More at the link. Bold, underlined text in the last sentence is my emphasis.
Follow the chain of thought expressed in the articles I've cited.
- The US government borrows profligately to fund expenditure it can't otherwise afford.
- Every US taxpayer is on the hook for those borrowings, whether we like it or not. Sooner or later, they're going to have to be repaid - or repudiated, which would trash this country's credit rating for years, if not decades, to come.
- State and local governments have overwhelmingly followed the lead of the federal government, and borrowed out the wazoo to fund their expenditure (which they often used to bribe local interest groups such as trades unions, community organizations, etc. into voting for the party distributing the borrowed largesse).
- In their turn, US consumers, unable to make ends meet on their ever-diminishing (in real, after-actual-inflation terms) salaries and wages, have also turned to borrowing to fund their everyday needs. (Some are not "needs" so much as aspirations or desires, of course. Anyone borrowing a six-figure sum to study for a degree or degrees that offer(s) little hope of earning enough money to repay the loan(s), while leaving enough over to live on, is . . . that's just nuts.)

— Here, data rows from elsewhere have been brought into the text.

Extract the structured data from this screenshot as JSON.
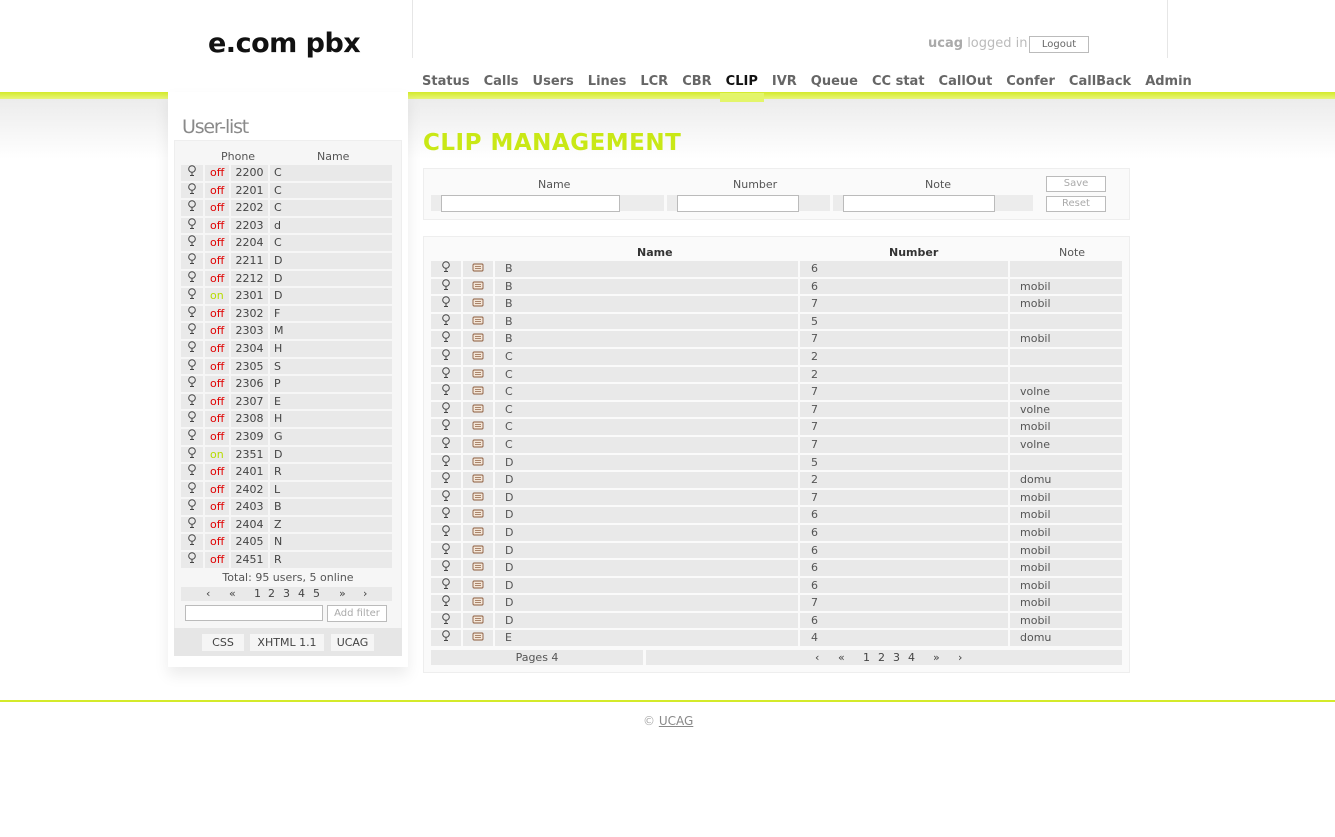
{
  "logo": "e.com pbx",
  "header": {
    "user": "ucag",
    "logged_in_text": "logged in",
    "logout_label": "Logout"
  },
  "nav": [
    "Status",
    "Calls",
    "Users",
    "Lines",
    "LCR",
    "CBR",
    "CLIP",
    "IVR",
    "Queue",
    "CC stat",
    "CallOut",
    "Confer",
    "CallBack",
    "Admin"
  ],
  "nav_active": "CLIP",
  "colors": {
    "accent": "#c9e816",
    "status_off": "#e00000",
    "status_on": "#b6dc00"
  },
  "sidebar": {
    "title": "User-list",
    "col_phone": "Phone",
    "col_name": "Name",
    "users": [
      {
        "status": "off",
        "phone": "2200",
        "name": "C"
      },
      {
        "status": "off",
        "phone": "2201",
        "name": "C"
      },
      {
        "status": "off",
        "phone": "2202",
        "name": "C"
      },
      {
        "status": "off",
        "phone": "2203",
        "name": "d"
      },
      {
        "status": "off",
        "phone": "2204",
        "name": "C"
      },
      {
        "status": "off",
        "phone": "2211",
        "name": "D"
      },
      {
        "status": "off",
        "phone": "2212",
        "name": "D"
      },
      {
        "status": "on",
        "phone": "2301",
        "name": "D"
      },
      {
        "status": "off",
        "phone": "2302",
        "name": "F"
      },
      {
        "status": "off",
        "phone": "2303",
        "name": "M"
      },
      {
        "status": "off",
        "phone": "2304",
        "name": "H"
      },
      {
        "status": "off",
        "phone": "2305",
        "name": "S"
      },
      {
        "status": "off",
        "phone": "2306",
        "name": "P"
      },
      {
        "status": "off",
        "phone": "2307",
        "name": "E"
      },
      {
        "status": "off",
        "phone": "2308",
        "name": "H"
      },
      {
        "status": "off",
        "phone": "2309",
        "name": "G"
      },
      {
        "status": "on",
        "phone": "2351",
        "name": "D"
      },
      {
        "status": "off",
        "phone": "2401",
        "name": "R"
      },
      {
        "status": "off",
        "phone": "2402",
        "name": "L"
      },
      {
        "status": "off",
        "phone": "2403",
        "name": "B"
      },
      {
        "status": "off",
        "phone": "2404",
        "name": "Z"
      },
      {
        "status": "off",
        "phone": "2405",
        "name": "N"
      },
      {
        "status": "off",
        "phone": "2451",
        "name": "R"
      }
    ],
    "total_text": "Total: 95 users, 5 online",
    "pager": {
      "first": "‹",
      "prev": "«",
      "pages": [
        "1",
        "2",
        "3",
        "4",
        "5"
      ],
      "next": "»",
      "last": "›"
    },
    "filter_value": "",
    "filter_button": "Add filter",
    "footer_badges": [
      "CSS",
      "XHTML 1.1",
      "UCAG"
    ]
  },
  "main": {
    "title": "CLIP MANAGEMENT",
    "form": {
      "name_label": "Name",
      "number_label": "Number",
      "note_label": "Note",
      "name_value": "",
      "number_value": "",
      "note_value": "",
      "save_label": "Save",
      "reset_label": "Reset"
    },
    "table": {
      "col_name": "Name",
      "col_number": "Number",
      "col_note": "Note",
      "rows": [
        {
          "name": "B",
          "number": "6",
          "note": ""
        },
        {
          "name": "B",
          "number": "6",
          "note": "mobil"
        },
        {
          "name": "B",
          "number": "7",
          "note": "mobil"
        },
        {
          "name": "B",
          "number": "5",
          "note": ""
        },
        {
          "name": "B",
          "number": "7",
          "note": "mobil"
        },
        {
          "name": "C",
          "number": "2",
          "note": ""
        },
        {
          "name": "C",
          "number": "2",
          "note": ""
        },
        {
          "name": "C",
          "number": "7",
          "note": "volne"
        },
        {
          "name": "C",
          "number": "7",
          "note": "volne"
        },
        {
          "name": "C",
          "number": "7",
          "note": "mobil"
        },
        {
          "name": "C",
          "number": "7",
          "note": "volne"
        },
        {
          "name": "D",
          "number": "5",
          "note": ""
        },
        {
          "name": "D",
          "number": "2",
          "note": "domu"
        },
        {
          "name": "D",
          "number": "7",
          "note": "mobil"
        },
        {
          "name": "D",
          "number": "6",
          "note": "mobil"
        },
        {
          "name": "D",
          "number": "6",
          "note": "mobil"
        },
        {
          "name": "D",
          "number": "6",
          "note": "mobil"
        },
        {
          "name": "D",
          "number": "6",
          "note": "mobil"
        },
        {
          "name": "D",
          "number": "6",
          "note": "mobil"
        },
        {
          "name": "D",
          "number": "7",
          "note": "mobil"
        },
        {
          "name": "D",
          "number": "6",
          "note": "mobil"
        },
        {
          "name": "E",
          "number": "4",
          "note": "domu"
        }
      ],
      "pages_text": "Pages 4",
      "pager": {
        "first": "‹",
        "prev": "«",
        "pages": [
          "1",
          "2",
          "3",
          "4"
        ],
        "next": "»",
        "last": "›"
      }
    }
  },
  "footer": {
    "copyright_symbol": "©",
    "link": "UCAG"
  }
}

- Added to all of the above, we've seen a growing dichotomy in society between the "haves" and the "have-nots", where most of us (the bottom 80%-odd of the population) have seen the real purchasing power of our earnings diminish steadily over time, while the top quintile have seen theirs increase. An economic gulf has developed, and it's getting worse. Effectively, those who could do so, have controlled the government to spend money where they wanted it spent, thereby generating better returns for themselves. The debt incurred by governments has very often been used for their advantage. The rest of us have been browbeaten into accepting, or at least tolerating, the situation . . . but that's changing fast.
- The root of all these issues, if you take it back to first causes, is debt.
The absolutely staggering scale of debt in the world, dwarfing all the assets in existence and the productivity of the entire global economy, is mind-boggling. Visual Capitalist has laid it out in a graphic that will amaze you. It's far too big to reproduce here in its original form. Click over there and scroll down to view the various categories, and read the explanations of each in the sidebar. It's worth your time.
Debt is killing us, as a nation, as states, as cities and towns, and as individuals. There's no other way to put it. It's a noose around our necks, and it's getting tighter by the day. The only solution, on an individual basis, is to get rid of it by paying off our debts, and living - as far as possible - debt free from now on. What's more, we should stop using debt to pay for everyday living expenses. It should be reserved for high-value items that are too expensive to buy for cash, and that will give us a long-term return on our investment, either by the increasing value of the asset (e.g. a home), or by the utility we'll get out of it (e.g. a vehicle).
Food for thought.